Line by line, copy the material that follows without leaving anything out.
============================================================
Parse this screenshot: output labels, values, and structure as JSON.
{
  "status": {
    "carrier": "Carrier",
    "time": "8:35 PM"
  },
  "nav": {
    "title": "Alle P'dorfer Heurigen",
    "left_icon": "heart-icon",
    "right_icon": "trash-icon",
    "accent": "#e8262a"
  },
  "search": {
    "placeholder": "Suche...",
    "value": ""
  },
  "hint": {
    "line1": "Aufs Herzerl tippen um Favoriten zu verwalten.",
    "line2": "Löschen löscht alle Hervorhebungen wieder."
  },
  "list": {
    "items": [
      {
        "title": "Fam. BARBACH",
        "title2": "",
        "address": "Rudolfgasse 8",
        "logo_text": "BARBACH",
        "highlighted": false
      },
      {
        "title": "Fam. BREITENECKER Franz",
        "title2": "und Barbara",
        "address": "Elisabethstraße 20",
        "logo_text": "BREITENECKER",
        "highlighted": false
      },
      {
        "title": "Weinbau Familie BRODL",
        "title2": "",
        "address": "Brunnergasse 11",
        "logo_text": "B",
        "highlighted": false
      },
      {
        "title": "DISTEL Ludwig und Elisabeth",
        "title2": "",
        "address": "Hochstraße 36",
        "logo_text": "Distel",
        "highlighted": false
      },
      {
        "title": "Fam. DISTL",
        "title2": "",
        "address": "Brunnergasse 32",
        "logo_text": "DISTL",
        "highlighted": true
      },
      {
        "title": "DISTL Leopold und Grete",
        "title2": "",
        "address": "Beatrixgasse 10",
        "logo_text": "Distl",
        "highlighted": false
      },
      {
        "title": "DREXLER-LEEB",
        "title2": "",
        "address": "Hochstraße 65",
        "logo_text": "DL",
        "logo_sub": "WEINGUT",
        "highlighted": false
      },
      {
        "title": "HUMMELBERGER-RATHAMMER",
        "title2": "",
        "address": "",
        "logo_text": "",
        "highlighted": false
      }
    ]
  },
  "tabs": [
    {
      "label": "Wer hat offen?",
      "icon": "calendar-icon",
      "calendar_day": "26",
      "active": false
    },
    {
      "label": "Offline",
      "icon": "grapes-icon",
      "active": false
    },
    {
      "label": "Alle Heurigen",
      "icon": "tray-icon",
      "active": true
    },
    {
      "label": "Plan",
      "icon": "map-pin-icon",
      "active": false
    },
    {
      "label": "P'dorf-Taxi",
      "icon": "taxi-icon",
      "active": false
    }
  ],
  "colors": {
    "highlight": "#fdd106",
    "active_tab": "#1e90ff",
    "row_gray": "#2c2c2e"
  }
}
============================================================
**Solution below**
Parse this screenshot: output labels, values, and structure as JSON.
{
  "status": {
    "carrier": "Carrier",
    "time": "8:35 PM"
  },
  "nav": {
    "title": "Alle P'dorfer Heurigen",
    "left_icon": "heart-icon",
    "right_icon": "trash-icon",
    "accent": "#e8262a"
  },
  "search": {
    "placeholder": "Suche...",
    "value": ""
  },
  "hint": {
    "line1": "Aufs Herzerl tippen um Favoriten zu verwalten.",
    "line2": "Löschen löscht alle Hervorhebungen wieder."
  },
  "list": {
    "items": [
      {
        "title": "Fam. BARBACH",
        "title2": "",
        "address": "Rudolfgasse 8",
        "logo_text": "BARBACH",
        "highlighted": false
      },
      {
        "title": "Fam. BREITENECKER Franz",
        "title2": "und Barbara",
        "address": "Elisabethstraße 20",
        "logo_text": "BREITENECKER",
        "highlighted": false
      },
      {
        "title": "Weinbau Familie BRODL",
        "title2": "",
        "address": "Brunnergasse 11",
        "logo_text": "B",
        "highlighted": false
      },
      {
        "title": "DISTEL Ludwig und Elisabeth",
        "title2": "",
        "address": "Hochstraße 36",
        "logo_text": "Distel",
        "highlighted": false
      },
      {
        "title": "Fam. DISTL",
        "title2": "",
        "address": "Brunnergasse 32",
        "logo_text": "DISTL",
        "highlighted": true
      },
      {
        "title": "DISTL Leopold und Grete",
        "title2": "",
        "address": "Beatrixgasse 10",
        "logo_text": "Distl",
        "highlighted": false
      },
      {
        "title": "DREXLER-LEEB",
        "title2": "",
        "address": "Hochstraße 65",
        "logo_text": "DL",
        "logo_sub": "WEINGUT",
        "highlighted": false
      },
      {
        "title": "HUMMELBERGER-RATHAMMER",
        "title2": "",
        "address": "",
        "logo_text": "",
        "highlighted": false
      }
    ]
  },
  "tabs": [
    {
      "label": "Wer hat offen?",
      "icon": "calendar-icon",
      "calendar_day": "26",
      "active": false
    },
    {
      "label": "Offline",
      "icon": "grapes-icon",
      "active": false
    },
    {
      "label": "Alle Heurigen",
      "icon": "tray-icon",
      "active": true
    },
    {
      "label": "Plan",
      "icon": "map-pin-icon",
      "active": false
    },
    {
      "label": "P'dorf-Taxi",
      "icon": "taxi-icon",
      "active": false
    }
  ],
  "colors": {
    "highlight": "#fdd106",
    "active_tab": "#1e90ff",
    "row_gray": "#2c2c2e"
  }
}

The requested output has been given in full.